Use this URL to cite or link to this record in EThOS:
Title: Reasoning about quality in the Web of Linked Data
Author: Baillie, Chris
ISNI:       0000 0004 5348 3851
Awarding Body: University of Aberdeen
Current Institution: University of Aberdeen
Date of Award: 2015
Availability of Full Text:
Access from EThOS:
Full text unavailable from EThOS. Please try the link below.
Access from Institution:
In recent years the Web has evolved from a collection of hyperlinked documents to a vast ecosystem of interconnected documents, devices, services, and agents. However, the open nature of the Web enables anyone or any thing to publish any content they choose. Therefore poor quality data can quickly propagate and an appropriate mechanism to assess the quality of such data is essential if agents are to identify reliable information for use in decision-making. Existing assessment frameworks investigate the context around data (additional information that describes the situation in which a datum was created). Such metadata can be made available by publishing information to the Web of Linked Data. However, there are situations in which examining context alone is not sufficient - such as when one must identify the agent responsible for data creation, or transformational processes applied to data. In these situations, examining data provenance is critical to identifying quality issues. Moreover, there will be situations in which an agent is unable to perform a quality assessment of their own. For example, if the original contextual metadata is no longer available. Here, it may be possible for agents to explore provenance of previous quality assessments and make decisions about quality result re-use. This thesis explores issues around quality assessment and provenance in the Web of Linked Data. It contributes a formal model of quality assessment designed to align with emerging standards for provenance on the Web. This model is then realised as an OWL ontology, which can be used as part of a software framework to perform data quality assessment. Through a number of real-world examples, spanning environmental sensing, invasive species monitoring, and passenger information domains, the thesis establishes the importance of examining provenance as part of quality assessment. Moreover, it demonstrates that by examining quality assessment provenance agents can make re-use decisions about existing quality assessment results. Included in these implementations are sets of example quality metrics that demonstrate how these can be encoded using the SPARQL Inferencing Notation (SPIN).

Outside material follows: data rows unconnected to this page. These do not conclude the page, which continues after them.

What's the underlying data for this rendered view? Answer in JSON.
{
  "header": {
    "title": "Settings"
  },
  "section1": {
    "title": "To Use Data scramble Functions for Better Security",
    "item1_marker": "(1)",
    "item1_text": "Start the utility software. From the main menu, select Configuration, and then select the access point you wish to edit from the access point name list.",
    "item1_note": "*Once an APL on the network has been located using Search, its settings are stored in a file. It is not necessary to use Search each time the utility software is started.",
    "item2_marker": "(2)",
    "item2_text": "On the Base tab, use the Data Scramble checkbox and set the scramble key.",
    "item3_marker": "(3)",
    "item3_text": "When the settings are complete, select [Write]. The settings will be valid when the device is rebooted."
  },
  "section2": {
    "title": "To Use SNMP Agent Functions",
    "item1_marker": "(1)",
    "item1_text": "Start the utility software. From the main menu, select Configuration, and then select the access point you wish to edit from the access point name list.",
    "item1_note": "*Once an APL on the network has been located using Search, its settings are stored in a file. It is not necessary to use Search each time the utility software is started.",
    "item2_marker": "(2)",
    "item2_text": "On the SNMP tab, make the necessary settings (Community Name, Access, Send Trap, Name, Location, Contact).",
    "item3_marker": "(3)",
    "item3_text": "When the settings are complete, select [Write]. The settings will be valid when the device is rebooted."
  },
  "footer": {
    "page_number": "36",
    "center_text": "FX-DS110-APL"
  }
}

Supervisor: Not available Sponsor: Research Councils UK (RCUK)
Qualification Name: Thesis (Ph.D.) Qualification Level: Doctoral
EThOS ID:  DOI: Not available
Keywords: Linked data ; Information literacy